Stephen Howard Woodwind - Repairs, reviews, advice, tips and tales...
Haynes woodwind maintenance manuals
Notes from a small workshop - anecdotes & musings from the workbench
Haynes woodwind maintenance manuals

Fings ain't wot they used to be

I had just completed a few minor repairs to a client's tenor sax, and after I'd played it and satisfied myself that it was working properly I handed it back to the client to try out. He reached into his case and pulled out a bright steel object that couldn't have been anything other than a Berg Larsen mouthpiece.

He blew a few scales on the horn, and I knew right away that something wasn't quite right.
I know the sound of a Berg - or rather I know what it ought to sound like when I see one being played. The middle spread of notes were fine, or at least from low G up to the octave. The cut of the tone, coupled with a relatively flat response made me guess at the mouthpiece being a 95/2 - but this guy's tone fell apart outside that single octave. More than that, the notes fell apart too.
He was by no means an accomplished player, but was at least good enough not to have had such problems with his embouchure.
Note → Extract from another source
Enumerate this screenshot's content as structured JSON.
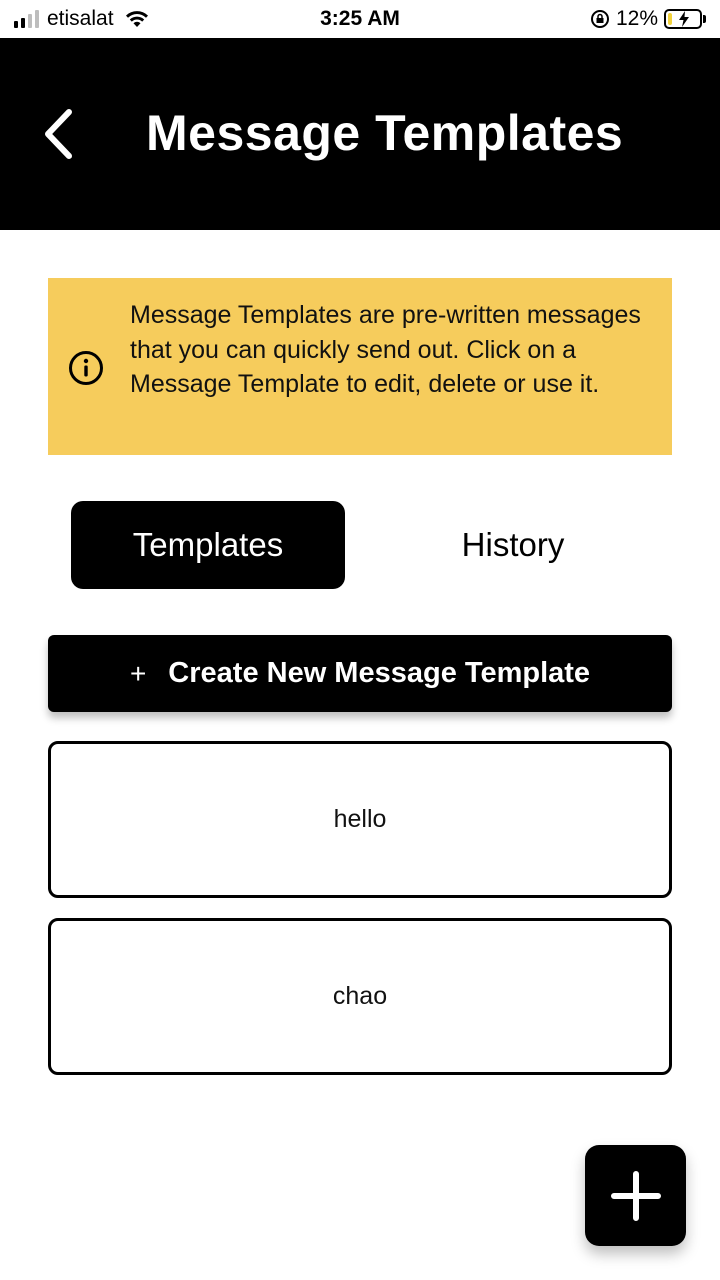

He stopped playing and looked at the horn with the sort of concern that comes when you're facing the dilemma of handing over hard cash for a job that's perhaps not all that well done.
I jumped straight in - "Is that a 95/2?" I asked. "Yes", he said, "how did you know that?"
With perhaps more nonchalance than was decent I simply said that it had that sort of ring to it....and only just resisted the temptation to say "Well, when you've been in the business as long as I have..." Truth be told, it's not that difficult - it was a bright mouthpiece, so it could have been anything from an 85 to a 100, and it had just enough depth to put it closer to 100 than 85. As for the 2 (which equates to the tone chamber, running from 0 to 4), there was a one in five chance of getting it right - and as you see very few 3's and 4's that knocks the odds down even more.
OK, OK, I made a lucky guess!

I asked how long he'd had the mouthpiece, and it turned out he'd bought it secondhand only recently. I took it off him and examined it - and confirmed my suspicions. Someone had 'worked on' the mouthpiece.
I put the term in quotes because there's a whole, big, fat, wide world of difference between carefully tweaking and honing a mouthpiece to enhance its every nuance and simply taking a file to it. This piece had met the latter technique.

Under the reed the rails were at least twice the width they ought to have been, and the tip was easily three times its normal width. Heaven knows what amount had been taken off the piece to do that kind of damage. No wonder the mouthpiece didn't work at the top and bottom of the horn - it's a wonder it produced any kind of sound at all!
I had to break the news to the client - who was understandably miffed at having shelled out cash for what was effectively a paperweight, but then again it has to be said that if you go buying mouthpieces without the benefit of some playing experience under your belt you stand a good chance of buying the wrong one...or, as in this case, a 'duff-un'.


If you've enjoyed this article or found it useful and would like to contribute
towards the cost of creating this independent content, please use the button below.

Copyright © Stephen Howard Woodwind 2017